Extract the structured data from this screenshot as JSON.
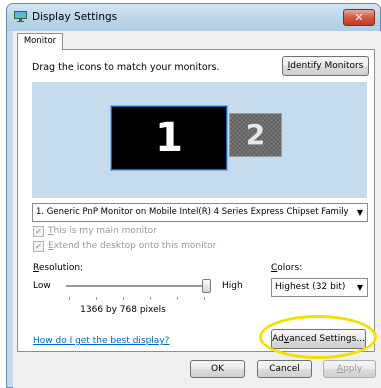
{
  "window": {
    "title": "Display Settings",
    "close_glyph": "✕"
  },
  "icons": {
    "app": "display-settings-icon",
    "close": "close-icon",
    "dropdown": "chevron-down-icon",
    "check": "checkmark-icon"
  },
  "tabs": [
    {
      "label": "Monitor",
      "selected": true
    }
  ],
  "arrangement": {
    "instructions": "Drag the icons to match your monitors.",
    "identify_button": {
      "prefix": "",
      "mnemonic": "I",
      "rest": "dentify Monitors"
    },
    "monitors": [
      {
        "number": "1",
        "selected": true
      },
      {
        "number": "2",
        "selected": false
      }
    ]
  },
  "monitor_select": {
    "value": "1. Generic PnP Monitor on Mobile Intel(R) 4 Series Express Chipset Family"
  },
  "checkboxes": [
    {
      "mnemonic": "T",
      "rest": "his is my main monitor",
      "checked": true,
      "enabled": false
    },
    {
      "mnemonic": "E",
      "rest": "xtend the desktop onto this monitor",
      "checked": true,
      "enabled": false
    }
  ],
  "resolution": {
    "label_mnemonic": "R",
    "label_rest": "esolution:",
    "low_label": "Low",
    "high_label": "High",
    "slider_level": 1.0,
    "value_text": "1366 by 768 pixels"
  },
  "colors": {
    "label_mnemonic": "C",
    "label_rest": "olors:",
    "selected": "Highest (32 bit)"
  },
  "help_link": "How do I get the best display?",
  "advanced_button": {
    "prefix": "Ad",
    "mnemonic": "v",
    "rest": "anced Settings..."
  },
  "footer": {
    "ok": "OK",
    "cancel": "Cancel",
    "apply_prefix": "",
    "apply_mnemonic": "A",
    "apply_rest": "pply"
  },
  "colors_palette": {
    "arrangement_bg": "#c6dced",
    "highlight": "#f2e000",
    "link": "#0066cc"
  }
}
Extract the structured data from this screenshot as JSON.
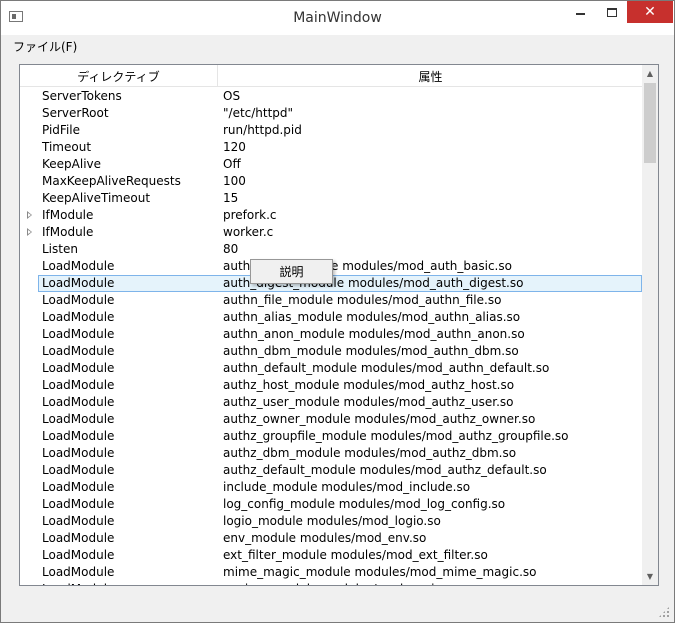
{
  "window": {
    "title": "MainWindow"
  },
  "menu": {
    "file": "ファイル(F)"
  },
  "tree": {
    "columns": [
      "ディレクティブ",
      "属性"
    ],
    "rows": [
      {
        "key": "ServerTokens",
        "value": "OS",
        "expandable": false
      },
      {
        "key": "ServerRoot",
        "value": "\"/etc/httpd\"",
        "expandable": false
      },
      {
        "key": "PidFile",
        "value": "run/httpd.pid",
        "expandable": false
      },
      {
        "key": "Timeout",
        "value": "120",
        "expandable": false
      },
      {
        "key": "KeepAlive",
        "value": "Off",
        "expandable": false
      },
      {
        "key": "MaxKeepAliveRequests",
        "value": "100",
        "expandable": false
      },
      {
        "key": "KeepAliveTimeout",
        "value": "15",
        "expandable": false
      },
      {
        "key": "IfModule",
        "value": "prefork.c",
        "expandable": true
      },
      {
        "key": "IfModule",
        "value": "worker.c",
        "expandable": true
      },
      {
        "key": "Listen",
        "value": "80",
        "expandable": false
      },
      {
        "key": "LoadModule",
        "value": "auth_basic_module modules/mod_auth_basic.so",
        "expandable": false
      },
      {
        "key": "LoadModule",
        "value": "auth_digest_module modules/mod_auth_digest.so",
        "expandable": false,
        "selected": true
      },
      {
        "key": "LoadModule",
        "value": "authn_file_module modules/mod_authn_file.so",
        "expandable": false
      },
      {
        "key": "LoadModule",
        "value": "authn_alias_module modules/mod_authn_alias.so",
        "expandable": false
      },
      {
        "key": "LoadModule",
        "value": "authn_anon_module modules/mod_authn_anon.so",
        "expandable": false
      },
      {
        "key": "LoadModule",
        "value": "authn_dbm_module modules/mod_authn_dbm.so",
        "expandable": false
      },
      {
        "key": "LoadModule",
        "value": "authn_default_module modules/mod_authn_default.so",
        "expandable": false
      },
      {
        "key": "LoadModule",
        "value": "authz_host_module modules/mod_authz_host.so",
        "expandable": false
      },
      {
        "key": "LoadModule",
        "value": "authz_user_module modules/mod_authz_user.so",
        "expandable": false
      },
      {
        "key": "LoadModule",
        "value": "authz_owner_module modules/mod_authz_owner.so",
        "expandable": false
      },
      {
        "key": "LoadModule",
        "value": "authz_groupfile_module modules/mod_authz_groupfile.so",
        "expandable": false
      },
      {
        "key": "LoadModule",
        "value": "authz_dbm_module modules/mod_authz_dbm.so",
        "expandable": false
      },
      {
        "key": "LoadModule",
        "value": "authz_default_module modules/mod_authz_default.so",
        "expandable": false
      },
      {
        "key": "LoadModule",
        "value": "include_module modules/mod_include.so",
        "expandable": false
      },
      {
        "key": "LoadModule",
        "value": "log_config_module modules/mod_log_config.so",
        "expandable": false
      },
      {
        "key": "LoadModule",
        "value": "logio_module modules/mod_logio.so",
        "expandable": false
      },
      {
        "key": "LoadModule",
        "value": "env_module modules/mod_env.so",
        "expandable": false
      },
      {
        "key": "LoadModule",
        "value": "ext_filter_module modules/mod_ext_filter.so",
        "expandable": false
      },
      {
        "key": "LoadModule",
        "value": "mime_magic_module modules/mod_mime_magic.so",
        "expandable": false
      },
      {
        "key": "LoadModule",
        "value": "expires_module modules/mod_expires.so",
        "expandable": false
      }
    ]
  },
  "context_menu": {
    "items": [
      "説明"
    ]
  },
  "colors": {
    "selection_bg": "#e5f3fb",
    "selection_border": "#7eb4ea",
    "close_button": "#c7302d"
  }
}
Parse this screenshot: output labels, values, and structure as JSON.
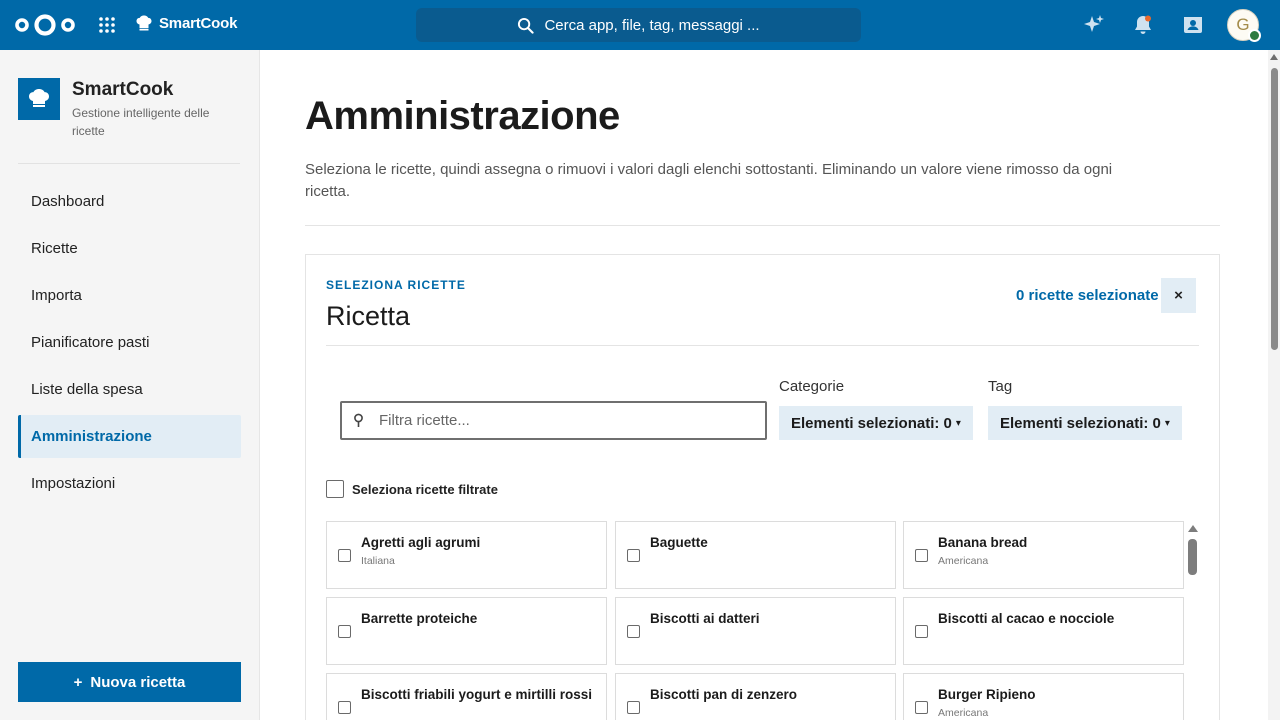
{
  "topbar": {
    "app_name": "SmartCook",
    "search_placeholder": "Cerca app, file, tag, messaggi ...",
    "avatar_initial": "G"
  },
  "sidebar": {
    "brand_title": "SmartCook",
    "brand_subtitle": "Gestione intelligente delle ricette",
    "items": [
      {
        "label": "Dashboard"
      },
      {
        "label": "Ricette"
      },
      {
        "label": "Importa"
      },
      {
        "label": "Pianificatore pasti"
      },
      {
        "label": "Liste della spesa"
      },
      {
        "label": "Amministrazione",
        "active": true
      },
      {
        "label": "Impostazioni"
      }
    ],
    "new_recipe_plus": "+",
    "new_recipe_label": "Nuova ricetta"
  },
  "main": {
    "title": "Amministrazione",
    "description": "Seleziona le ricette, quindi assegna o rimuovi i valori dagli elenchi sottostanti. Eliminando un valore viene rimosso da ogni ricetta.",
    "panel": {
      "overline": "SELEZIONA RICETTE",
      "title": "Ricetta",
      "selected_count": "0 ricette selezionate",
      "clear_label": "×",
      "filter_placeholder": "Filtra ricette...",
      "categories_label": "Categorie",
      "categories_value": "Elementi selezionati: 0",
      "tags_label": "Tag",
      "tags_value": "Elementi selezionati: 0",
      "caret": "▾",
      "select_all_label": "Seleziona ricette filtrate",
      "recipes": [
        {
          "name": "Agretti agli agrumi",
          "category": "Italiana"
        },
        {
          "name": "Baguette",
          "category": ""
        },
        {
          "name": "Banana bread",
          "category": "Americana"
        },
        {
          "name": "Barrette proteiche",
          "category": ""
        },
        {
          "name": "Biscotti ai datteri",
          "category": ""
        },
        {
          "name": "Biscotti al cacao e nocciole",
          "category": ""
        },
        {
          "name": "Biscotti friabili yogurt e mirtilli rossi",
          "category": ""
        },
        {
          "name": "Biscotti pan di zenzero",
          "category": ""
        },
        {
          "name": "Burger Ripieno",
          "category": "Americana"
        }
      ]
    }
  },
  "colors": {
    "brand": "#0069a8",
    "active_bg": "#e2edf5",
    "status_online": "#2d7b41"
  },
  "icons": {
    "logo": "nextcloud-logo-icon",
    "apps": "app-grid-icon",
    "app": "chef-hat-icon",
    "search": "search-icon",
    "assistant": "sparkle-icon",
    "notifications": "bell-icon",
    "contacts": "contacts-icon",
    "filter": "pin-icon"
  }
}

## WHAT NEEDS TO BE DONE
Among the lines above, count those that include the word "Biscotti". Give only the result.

## EXERCISE RESULT
4